Bangkok Post | 12 July 2008
CP adding feed plants in India
Big middle class holds huge potential
The Charoen Pokphand Group, Thailand’s largest agribusiness conglomerate, is preparing to expand in India by establishing two more animal feed plants. The new plants would be located in areas where raw materials are widely available, said Pinij Kungvankij, CP’s senior vice-president and also a vice-president of CP Aquaculture (India).
The first plant, with an initial investment of $10 million, would be constructed in Assam starting late this year or early in 2009. The facility is expected to be completed within one year.
Another plant, which would produce shrimp feed, would be located in Gujarat. The exact location and investment cost have yet to finalised, he said.
So far, CP has invested $60 million in India in two feed plants that employ more than 400 people, said Mr Pinij.
Given its large population of more than one billion, Mr Pinij said India provided a huge opportunity for Thai companies.
’’Indians have been changing their lifestyles with many more people starting to prefer dining out. Ready-to-eat food and consumer electronics such as televisions and washing machines are now in high demand,’’ he said.
’’There is a huge number of young Indians, 40% of whom are middle-class consumers who have high purchasing power.’’
However, he said, impediments remain for businesses in the form of time-consuming customs clearance and regulations, while trucking and port labour strikes happen occasionally.
As the caste system still exerts a powerful hold on Indian society, Mr Pinij said that Thai businesses needed to be careful about cultural differences, adding that state governments might have different rules and viewpoints from the federal government.
Bilateral trade between Thai and India last year was worth $4.7 billion, compared with $1.5 billion before the two countries’ free-trade agreement (FTA) took effect four years ago, according to figures from the Commerce Ministry’s Trade Negotiation Department.
So far, only 82 items are covered under the FTA with import tariffs cut to zero.
’’Negotiations to bring almost 6,000 additional items to be under the FTA are about to conclude, hopefully by October,’’ said Chana Kararatanadilok, the department’s deputy director-general. ’’We expect the extension of the Thailand-India FTA to take effect by July 2009 at the soonest.’’
However, sectors such as agriculture, textiles and garment, and automobiles were completely excluded from the FTA, Mr Chana said.

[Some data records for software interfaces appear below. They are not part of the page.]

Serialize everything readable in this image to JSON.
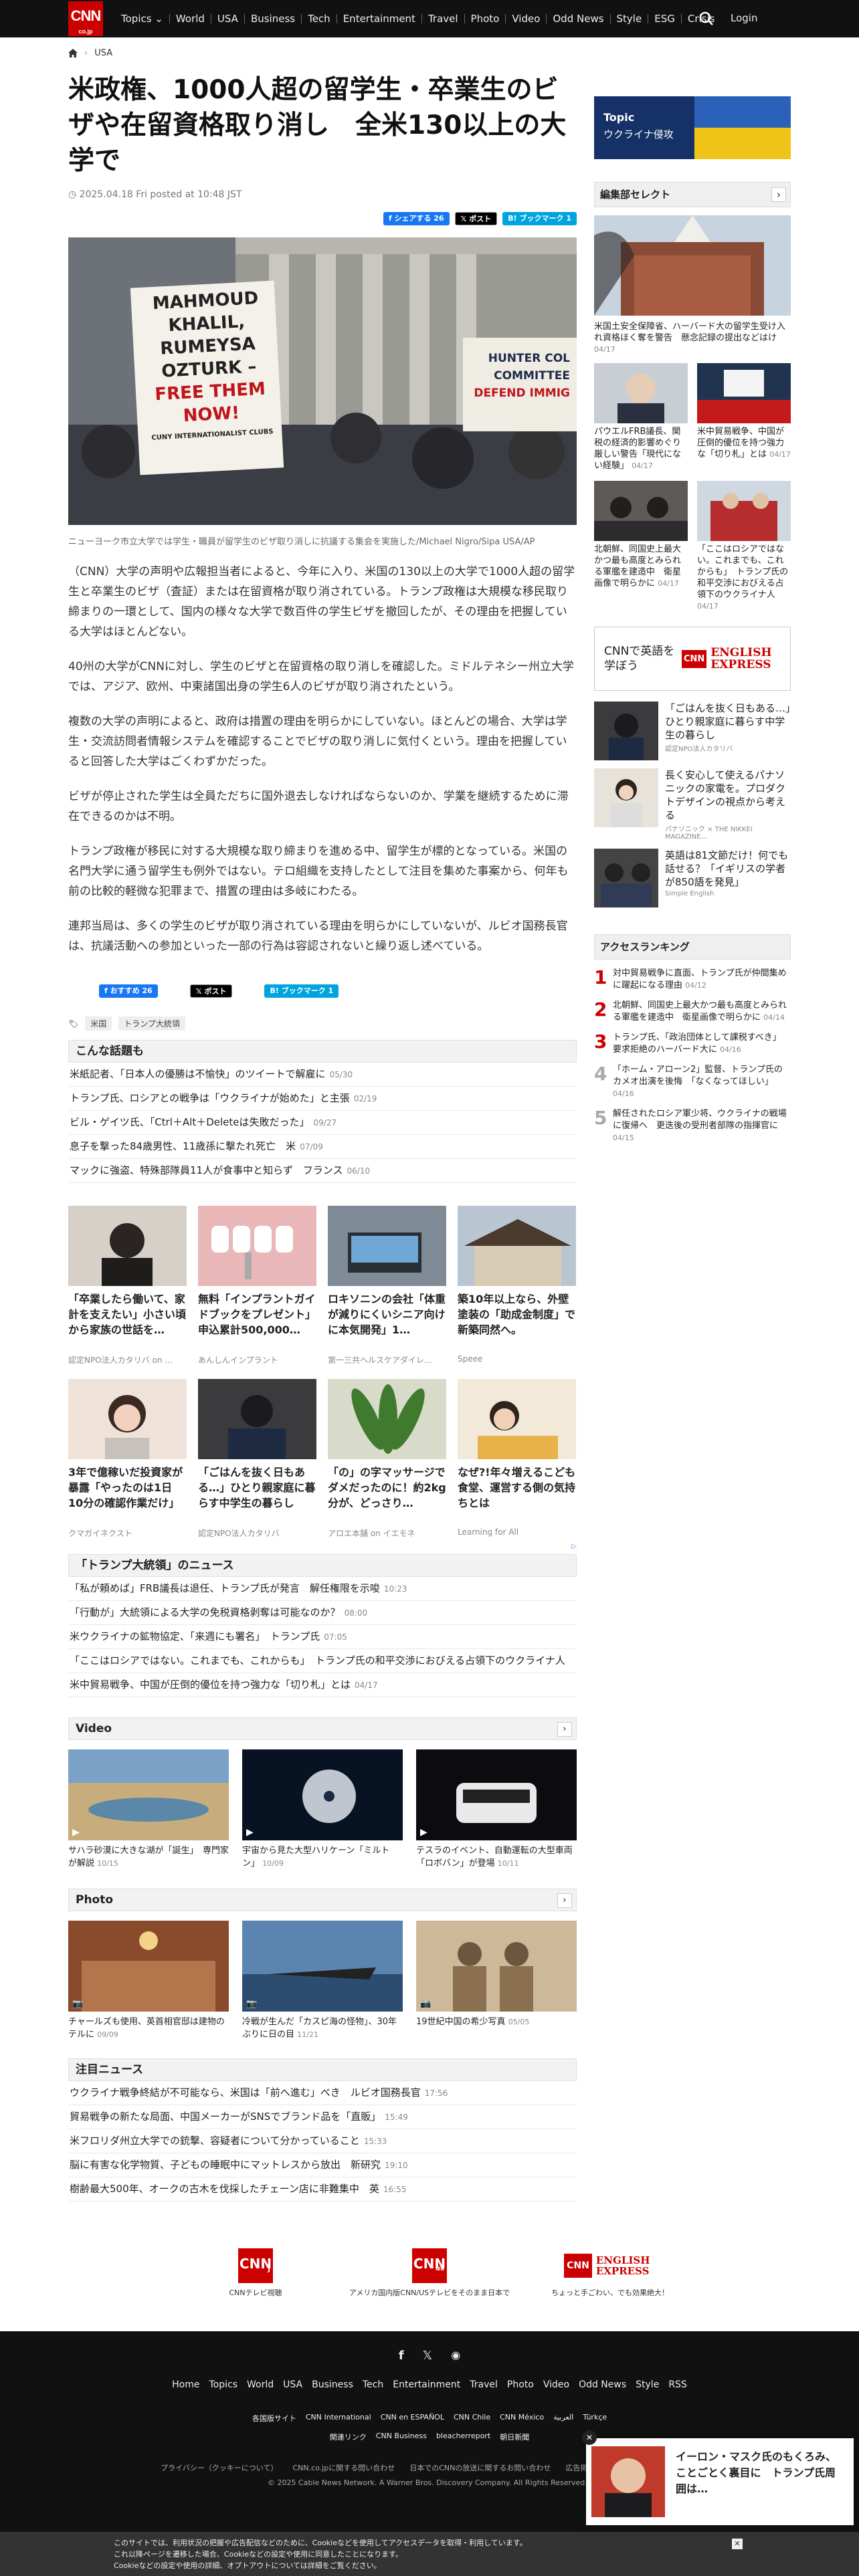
{
  "logo": {
    "main": "CNN",
    "sub": "co.jp"
  },
  "nav": [
    "Topics ⌄",
    "World",
    "USA",
    "Business",
    "Tech",
    "Entertainment",
    "Travel",
    "Photo",
    "Video",
    "Odd News",
    "Style",
    "ESG",
    "Crisis"
  ],
  "login": "Login",
  "breadcrumb": {
    "section": "USA"
  },
  "article": {
    "title": "米政権、1000人超の留学生・卒業生のビザや在留資格取り消し　全米130以上の大学で",
    "date": "2025.04.18 Fri posted at 10:48 JST",
    "share": {
      "facebook": "シェアする 26",
      "x": "ポスト",
      "hatena": "ブックマーク 1"
    },
    "hero_sign": [
      "MAHMOUD",
      "KHALIL,",
      "RUMEYSA",
      "OZTURK –",
      "FREE THEM",
      "NOW!"
    ],
    "hero_sign_footer": "CUNY INTERNATIONALIST CLUBS",
    "hero_sign_right": [
      "HUNTER COL",
      "COMMITTEE",
      "DEFEND IMMIG"
    ],
    "caption": "ニューヨーク市立大学では学生・職員が留学生のビザ取り消しに抗議する集会を実施した/Michael Nigro/Sipa USA/AP",
    "paragraphs": [
      "（CNN）大学の声明や広報担当者によると、今年に入り、米国の130以上の大学で1000人超の留学生と卒業生のビザ（査証）または在留資格が取り消されている。トランプ政権は大規模な移民取り締まりの一環として、国内の様々な大学で数百件の学生ビザを撤回したが、その理由を把握している大学はほとんどない。",
      "40州の大学がCNNに対し、学生のビザと在留資格の取り消しを確認した。ミドルテネシー州立大学では、アジア、欧州、中東諸国出身の学生6人のビザが取り消されたという。",
      "複数の大学の声明によると、政府は措置の理由を明らかにしていない。ほとんどの場合、大学は学生・交流訪問者情報システムを確認することでビザの取り消しに気付くという。理由を把握していると回答した大学はごくわずかだった。",
      "ビザが停止された学生は全員ただちに国外退去しなければならないのか、学業を継続するために滞在できるのかは不明。",
      "トランプ政権が移民に対する大規模な取り締まりを進める中、留学生が標的となっている。米国の名門大学に通う留学生も例外ではない。テロ組織を支持したとして注目を集めた事案から、何年も前の比較的軽微な犯罪まで、措置の理由は多岐にわたる。",
      "連邦当局は、多くの学生のビザが取り消されている理由を明らかにしていないが、ルビオ国務長官は、抗議活動への参加といった一部の行為は容認されないと繰り返し述べている。"
    ],
    "bottom_share": {
      "facebook": "おすすめ 26",
      "x": "ポスト",
      "hatena": "ブックマーク 1"
    },
    "tags": [
      "米国",
      "トランプ大統領"
    ]
  },
  "related": {
    "title": "こんな話題も",
    "items": [
      {
        "t": "米紙記者、「日本人の優勝は不愉快」のツイートで解雇に",
        "d": "05/30"
      },
      {
        "t": "トランプ氏、ロシアとの戦争は「ウクライナが始めた」と主張",
        "d": "02/19"
      },
      {
        "t": "ビル・ゲイツ氏、「Ctrl＋Alt＋Deleteは失敗だった」",
        "d": "09/27"
      },
      {
        "t": "息子を撃った84歳男性、11歳孫に撃たれ死亡　米",
        "d": "07/09"
      },
      {
        "t": "マックに強盗、特殊部隊員11人が食事中と知らず　フランス",
        "d": "06/10"
      }
    ]
  },
  "promo": [
    {
      "t": "「卒業したら働いて、家計を支えたい」小さい頃から家族の世話を…",
      "s": "認定NPO法人カタリバ on …"
    },
    {
      "t": "無料「インプラントガイドブックをプレゼント」申込累計500,000…",
      "s": "あんしんインプラント"
    },
    {
      "t": "ロキソニンの会社「体重が減りにくいシニア向けに本気開発」1…",
      "s": "第一三共ヘルスケアダイレ…"
    },
    {
      "t": "築10年以上なら、外壁塗装の「助成金制度」で新築同然へ。",
      "s": "Speee"
    },
    {
      "t": "3年で億稼いだ投資家が暴露「やったのは1日10分の確認作業だけ」",
      "s": "クマガイネクスト"
    },
    {
      "t": "「ごはんを抜く日もある…」ひとり親家庭に暮らす中学生の暮らし",
      "s": "認定NPO法人カタリバ"
    },
    {
      "t": "「の」の字マッサージでダメだったのに！約2kg分が、どっさり…",
      "s": "アロエ本舗 on イエモネ"
    },
    {
      "t": "なぜ?!年々増えるこども食堂、運営する側の気持ちとは",
      "s": "Learning for All"
    }
  ],
  "trump_news": {
    "title": "「トランプ大統領」のニュース",
    "items": [
      {
        "t": "「私が頼めば」FRB議長は退任、トランプ氏が発言　解任権限を示唆",
        "d": "10:23"
      },
      {
        "t": "「行動が」大統領による大学の免税資格剥奪は可能なのか？",
        "d": "08:00"
      },
      {
        "t": "米ウクライナの鉱物協定、「来週にも署名」　トランプ氏",
        "d": "07:05"
      },
      {
        "t": "「ここはロシアではない。これまでも、これからも」　トランプ氏の和平交渉におびえる占領下のウクライナ人",
        "d": ""
      },
      {
        "t": "米中貿易戦争、中国が圧倒的優位を持つ強力な「切り札」とは",
        "d": "04/17"
      }
    ]
  },
  "video": {
    "title": "Video",
    "items": [
      {
        "t": "サハラ砂漠に大きな湖が「誕生」　専門家が解説",
        "d": "10/15"
      },
      {
        "t": "宇宙から見た大型ハリケーン「ミルトン」",
        "d": "10/09"
      },
      {
        "t": "テスラのイベント、自動運転の大型車両「ロボバン」が登場",
        "d": "10/11"
      }
    ]
  },
  "photo": {
    "title": "Photo",
    "items": [
      {
        "t": "チャールズも使用、英首相官邸は建物のテルに",
        "d": "09/09"
      },
      {
        "t": "冷戦が生んだ「カスピ海の怪物」、30年ぶりに日の目",
        "d": "11/21"
      },
      {
        "t": "19世紀中国の希少写真",
        "d": "05/05"
      }
    ]
  },
  "featured": {
    "title": "注目ニュース",
    "items": [
      {
        "t": "ウクライナ戦争終結が不可能なら、米国は「前へ進む」べき　ルビオ国務長官",
        "d": "17:56"
      },
      {
        "t": "貿易戦争の新たな局面、中国メーカーがSNSでブランド品を「直販」",
        "d": "15:49"
      },
      {
        "t": "米フロリダ州立大学での銃撃、容疑者について分かっていること",
        "d": "15:33"
      },
      {
        "t": "脳に有害な化学物質、子どもの睡眠中にマットレスから放出　新研究",
        "d": "19:10"
      },
      {
        "t": "樹齢最大500年、オークの古木を伐採したチェーン店に非難集中　英",
        "d": "16:55"
      }
    ]
  },
  "bottom_banners": [
    {
      "logo": "CNN",
      "sub": "j",
      "label": "CNNテレビ視聴"
    },
    {
      "logo": "CNN",
      "sub": "us",
      "label": "アメリカ国内版CNN/USテレビをそのまま日本で"
    },
    {
      "logo": "ENGLISH EXPRESS",
      "sub": "CNN",
      "label": "ちょっと手ごわい、でも効果絶大！"
    }
  ],
  "sidebar": {
    "topic": {
      "label": "Topic",
      "title": "ウクライナ侵攻"
    },
    "editor_title": "編集部セレクト",
    "editor_lead": {
      "t": "米国土安全保障省、ハーバード大の留学生受け入れ資格ほく奪を警告　懸念記録の提出などはけ",
      "d": "04/17"
    },
    "editor_grid": [
      {
        "t": "パウエルFRB議長、関税の経済的影響めぐり厳しい警告「現代にない経験」",
        "d": "04/17"
      },
      {
        "t": "米中貿易戦争、中国が圧倒的優位を持つ強力な「切り札」とは",
        "d": "04/17"
      },
      {
        "t": "北朝鮮、同国史上最大かつ最も高度とみられる軍艦を建造中　衛星画像で明らかに",
        "d": "04/17"
      },
      {
        "t": "「ここはロシアではない。これまでも、これからも」　トランプ氏の和平交渉におびえる占領下のウクライナ人",
        "d": "04/17"
      }
    ],
    "english_banner": {
      "left": "CNNで英語を学ぼう",
      "logo": "CNN",
      "brand": "ENGLISH EXPRESS"
    },
    "promo": [
      {
        "t": "「ごはんを抜く日もある…」ひとり親家庭に暮らす中学生の暮らし",
        "s": "認定NPO法人カタリバ"
      },
      {
        "t": "長く安心して使えるパナソニックの家電を。プロダクトデザインの視点から考える",
        "s": "パナソニック × THE NIKKEI MAGAZINE…"
      },
      {
        "t": "英語は81文節だけ！何でも話せる？「イギリスの学者が850語を発見」",
        "s": "Simple English"
      }
    ],
    "ranking_title": "アクセスランキング",
    "ranking": [
      {
        "n": "1",
        "t": "対中貿易戦争に直面、トランプ氏が仲間集めに躍起になる理由",
        "d": "04/12"
      },
      {
        "n": "2",
        "t": "北朝鮮、同国史上最大かつ最も高度とみられる軍艦を建造中　衛星画像で明らかに",
        "d": "04/14"
      },
      {
        "n": "3",
        "t": "トランプ氏、「政治団体として課税すべき」　要求拒絶のハーバード大に",
        "d": "04/16"
      },
      {
        "n": "4",
        "t": "「ホーム・アローン2」監督、トランプ氏のカメオ出演を後悔　「なくなってほしい」",
        "d": "04/16"
      },
      {
        "n": "5",
        "t": "解任されたロシア軍少将、ウクライナの戦場に復帰へ　更迭後の受刑者部隊の指揮官に",
        "d": "04/15"
      }
    ]
  },
  "footer": {
    "nav": [
      "Home",
      "Topics",
      "World",
      "USA",
      "Business",
      "Tech",
      "Entertainment",
      "Travel",
      "Photo",
      "Video",
      "Odd News",
      "Style",
      "RSS"
    ],
    "editions": [
      "各国版サイト",
      "CNN International",
      "CNN en ESPAÑOL",
      "CNN Chile",
      "CNN México",
      "العربية",
      "Türkçe"
    ],
    "links": [
      "関連リンク",
      "CNN Business",
      "bleacherreport",
      "朝日新聞"
    ],
    "policy": [
      "プライバシー（クッキーについて）",
      "CNN.co.jpに関する問い合わせ",
      "日本でのCNNの放送に関するお問い合わせ",
      "広告掲載について"
    ],
    "copyright": "© 2025 Cable News Network. A Warner Bros. Discovery Company. All Rights Reserved."
  },
  "popup": {
    "t": "イーロン・マスク氏のもくろみ、ことごとく裏目に　トランプ氏周囲は…"
  },
  "cookie": {
    "lines": [
      "このサイトでは、利用状況の把握や広告配信などのために、Cookieなどを使用してアクセスデータを取得・利用しています。",
      "これ以降ページを遷移した場合、Cookieなどの設定や使用に同意したことになります。",
      "Cookieなどの設定や使用の詳細、オプトアウトについては詳細をご覧ください。"
    ]
  },
  "colors": {
    "brand": "#cc0000",
    "header": "#111111",
    "link": "#1877f2"
  }
}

As a result, Thai companies in these sectors would be better advised to invest in India to reach the vast market directly.

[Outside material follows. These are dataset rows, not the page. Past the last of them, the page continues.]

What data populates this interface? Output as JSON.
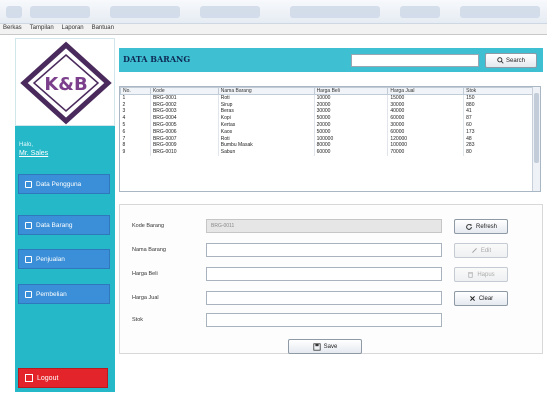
{
  "menubar": [
    "Berkas",
    "Tampilan",
    "Laporan",
    "Bantuan"
  ],
  "sidebar": {
    "logo_text": "K&B",
    "user_label": "Halo,",
    "user_name": "Mr. Sales",
    "items": [
      {
        "label": "Data Pengguna",
        "icon": "user-icon"
      },
      {
        "label": "Data Barang",
        "icon": "box-icon"
      },
      {
        "label": "Penjualan",
        "icon": "cart-icon"
      },
      {
        "label": "Pembelian",
        "icon": "grid-icon"
      }
    ],
    "logout_label": "Logout"
  },
  "header": {
    "title": "DATA BARANG",
    "search_value": "",
    "search_button": "Search"
  },
  "table": {
    "columns": [
      "No.",
      "Kode",
      "Nama Barang",
      "Harga Beli",
      "Harga Jual",
      "Stok"
    ],
    "rows": [
      [
        "1",
        "BRG-0001",
        "Roti",
        "10000",
        "15000",
        "150"
      ],
      [
        "2",
        "BRG-0002",
        "Sirup",
        "20000",
        "30000",
        "880"
      ],
      [
        "3",
        "BRG-0003",
        "Beras",
        "30000",
        "40000",
        "41"
      ],
      [
        "4",
        "BRG-0004",
        "Kopi",
        "50000",
        "60000",
        "87"
      ],
      [
        "5",
        "BRG-0005",
        "Kertas",
        "20000",
        "30000",
        "60"
      ],
      [
        "6",
        "BRG-0006",
        "Kaos",
        "50000",
        "60000",
        "173"
      ],
      [
        "7",
        "BRG-0007",
        "Roti",
        "100000",
        "120000",
        "48"
      ],
      [
        "8",
        "BRG-0009",
        "Bumbu Masak",
        "80000",
        "100000",
        "283"
      ],
      [
        "9",
        "BRG-0010",
        "Sabun",
        "60000",
        "70000",
        "80"
      ]
    ]
  },
  "form": {
    "fields": [
      {
        "label": "Kode Barang",
        "value": "BRG-0011",
        "disabled": true
      },
      {
        "label": "Nama Barang",
        "value": "",
        "disabled": false
      },
      {
        "label": "Harga Beli",
        "value": "",
        "disabled": false
      },
      {
        "label": "Harga Jual",
        "value": "",
        "disabled": false
      },
      {
        "label": "Stok",
        "value": "",
        "disabled": false
      }
    ],
    "buttons": {
      "refresh": "Refresh",
      "edit": "Edit",
      "delete": "Hapus",
      "clear": "Clear",
      "save": "Save"
    }
  },
  "colors": {
    "sidebar": "#25b8c9",
    "header": "#3fc0d2",
    "nav_button": "#3a8fd8",
    "logout": "#e3252b"
  }
}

Thai Summit, Thailand’s largest automotive parts producer, is currently building its fourth factory in India, he added.
Chirasak Thanesnant, the Thai ambassador in Delhi, said that Thailand, India and Burma had also agreed to construct a road running from India to Thailand via Burma.

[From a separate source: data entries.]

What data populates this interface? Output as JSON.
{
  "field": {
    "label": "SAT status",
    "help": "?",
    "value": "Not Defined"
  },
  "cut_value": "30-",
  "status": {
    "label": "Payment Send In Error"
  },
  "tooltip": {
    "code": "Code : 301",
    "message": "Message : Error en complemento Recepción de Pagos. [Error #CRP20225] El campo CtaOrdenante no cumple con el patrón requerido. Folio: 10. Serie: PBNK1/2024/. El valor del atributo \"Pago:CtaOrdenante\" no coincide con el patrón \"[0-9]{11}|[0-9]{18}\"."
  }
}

Construction has been started on the Thai and Indian sides but the Burmese military government is still finalising the route in that country as it seeks to avoid politically sensitive areas.
’’Once the road is finished, it would help facilitate trade and investment between Thailand and India,’’ Mr Chirasak said.
CPF shares closed yesterday on the the Stock Exchange of Thailand at 3.54 baht, unchanged, in trade worth 21.18 million baht.